It is striking, and perhaps honorable, that Spode never claimed that his pattern was a Chinese original, or even told an authentic story. The legend was crafted retroactively, gaining traction in the middle of the nineteenth century, potentially as a veiled critique of the Chinese political system.
To enter the cultural mindset of the era, it is important to situate ourselves in the confused world of political and military stalemate that was the “Opium War Interlude,” as historian James M. Polachek termed it. The period from 1835 to 1850 was a time “marked by frustration, provocation, and military action on both sides.” The British, who had so recently been enamored with the imagery of Chinese culture, struggled to make actual sense of that very same society. As British interaction with China went from zenith to nadir with the fortunes of war, British establishment opinion grew ever more vexed by the perceived “backwardness” of the Chinese empire for its unwillingness to import British opium. Many in the British public were primed to receive stories that demonized members of the Chinese state—even as they remained receptive to the notion that there were good, “honest” people in Chinese society with whom the British people could connect. The Willow legend was the perfect tale to fill this vacuum.
If the legend is interpreted as political allegory, its meaning becomes strikingly clear—and lands far from superficial romance. Ta-Jin, a Chinese official, stands in for British perceptions of the power structures of China of the era: corrupt and vengeful. The wrongs he commits against the young couple are meant to outrage and horrify the audience, perhaps galvanizing them to save the Chinese people from any future cruelties—by force of British arms, of course.
A Victorian audience would readily recognize the conventional conflicts of the Western romance—the young versus the old, romance and love versus filial duty. The tale appears timeless, but only to a European cultural background, and for the specific political moment of the Opium War Interlude. This is perhaps why the legend behind the pattern is so enduring: it has offered a narrative justification for deeply imbedded conceptions of Chinese culture for two centuries.

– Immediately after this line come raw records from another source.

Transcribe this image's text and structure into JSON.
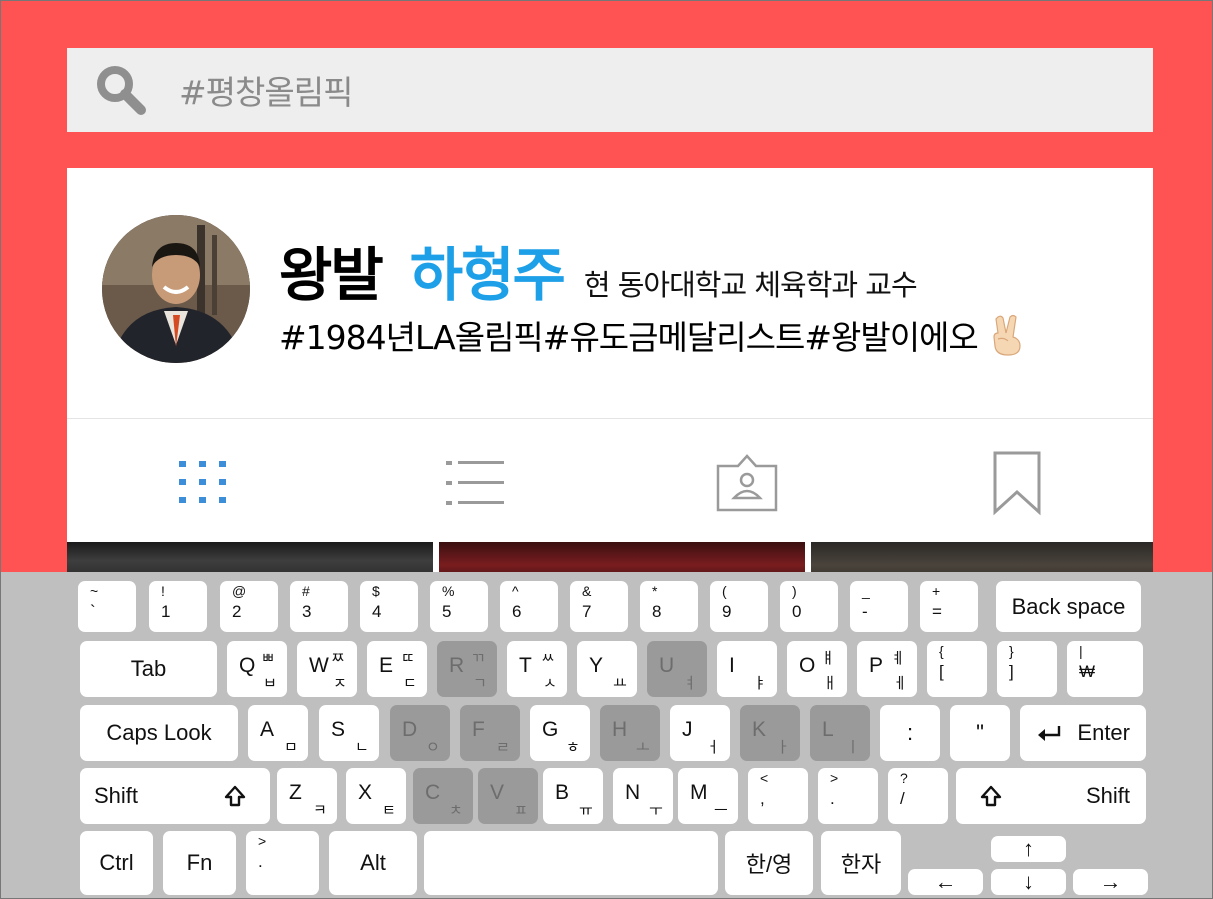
{
  "search": {
    "text": "#평창올림픽"
  },
  "profile": {
    "name_given": "왕발",
    "name_full": "하형주",
    "title": "현 동아대학교 체육학과 교수",
    "hashtags": "#1984년LA올림픽#유도금메달리스트#왕발이에오"
  },
  "tabs": [
    {
      "icon": "grid-icon",
      "active": true
    },
    {
      "icon": "list-icon",
      "active": false
    },
    {
      "icon": "tagged-person-icon",
      "active": false
    },
    {
      "icon": "bookmark-icon",
      "active": false
    }
  ],
  "colors": {
    "accent": "#ff5252",
    "name_blue": "#1ea0e8",
    "tab_active": "#3d8ed8",
    "keyboard_bg": "#bfbfbf",
    "key_highlight": "#9a9a9a"
  },
  "keyboard": {
    "r1": [
      {
        "top": "~",
        "bot": "`"
      },
      {
        "top": "!",
        "bot": "1"
      },
      {
        "top": "@",
        "bot": "2"
      },
      {
        "top": "#",
        "bot": "3"
      },
      {
        "top": "$",
        "bot": "4"
      },
      {
        "top": "%",
        "bot": "5"
      },
      {
        "top": "^",
        "bot": "6"
      },
      {
        "top": "&",
        "bot": "7"
      },
      {
        "top": "*",
        "bot": "8"
      },
      {
        "top": "(",
        "bot": "9"
      },
      {
        "top": ")",
        "bot": "0"
      },
      {
        "top": "_",
        "bot": "-"
      },
      {
        "top": "+",
        "bot": "="
      }
    ],
    "backspace": "Back space",
    "tab": "Tab",
    "r2": [
      {
        "l": "Q",
        "j1": "ㅃ",
        "j2": "ㅂ"
      },
      {
        "l": "W",
        "j1": "ㅉ",
        "j2": "ㅈ"
      },
      {
        "l": "E",
        "j1": "ㄸ",
        "j2": "ㄷ"
      },
      {
        "l": "R",
        "j1": "ㄲ",
        "j2": "ㄱ"
      },
      {
        "l": "T",
        "j1": "ㅆ",
        "j2": "ㅅ"
      },
      {
        "l": "Y",
        "j1": "",
        "j2": "ㅛ"
      },
      {
        "l": "U",
        "j1": "",
        "j2": "ㅕ"
      },
      {
        "l": "I",
        "j1": "",
        "j2": "ㅑ"
      },
      {
        "l": "O",
        "j1": "ㅒ",
        "j2": "ㅐ"
      },
      {
        "l": "P",
        "j1": "ㅖ",
        "j2": "ㅔ"
      }
    ],
    "r2p": [
      {
        "top": "{",
        "bot": "["
      },
      {
        "top": "}",
        "bot": "]"
      },
      {
        "top": "|",
        "bot": "₩"
      }
    ],
    "caps": "Caps Look",
    "r3": [
      {
        "l": "A",
        "j2": "ㅁ"
      },
      {
        "l": "S",
        "j2": "ㄴ"
      },
      {
        "l": "D",
        "j2": "ㅇ"
      },
      {
        "l": "F",
        "j2": "ㄹ"
      },
      {
        "l": "G",
        "j2": "ㅎ"
      },
      {
        "l": "H",
        "j2": "ㅗ"
      },
      {
        "l": "J",
        "j2": "ㅓ"
      },
      {
        "l": "K",
        "j2": "ㅏ"
      },
      {
        "l": "L",
        "j2": "ㅣ"
      }
    ],
    "colon": ":",
    "quote": "\"",
    "enter": "Enter",
    "shift": "Shift",
    "r4": [
      {
        "l": "Z",
        "j2": "ㅋ"
      },
      {
        "l": "X",
        "j2": "ㅌ"
      },
      {
        "l": "C",
        "j2": "ㅊ"
      },
      {
        "l": "V",
        "j2": "ㅍ"
      },
      {
        "l": "B",
        "j2": "ㅠ"
      },
      {
        "l": "N",
        "j2": "ㅜ"
      },
      {
        "l": "M",
        "j2": "ㅡ"
      }
    ],
    "r4p": [
      {
        "top": "<",
        "bot": ","
      },
      {
        "top": ">",
        "bot": "."
      },
      {
        "top": "?",
        "bot": "/"
      }
    ],
    "ctrl": "Ctrl",
    "fn": "Fn",
    "gt": {
      "top": ">",
      "bot": "."
    },
    "alt": "Alt",
    "hanyeong": "한/영",
    "hanja": "한자",
    "arrows": {
      "up": "↑",
      "left": "←",
      "down": "↓",
      "right": "→"
    }
  }
}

An “ancient Chinese pattern” invented by an Englishman in the 1790s; an ancient Chinese legend fabricated in the 1840s by English-speaking busybodies. These are elements of the baggage that accompanies—and perhaps helped to create—the most popular china pattern in modern history.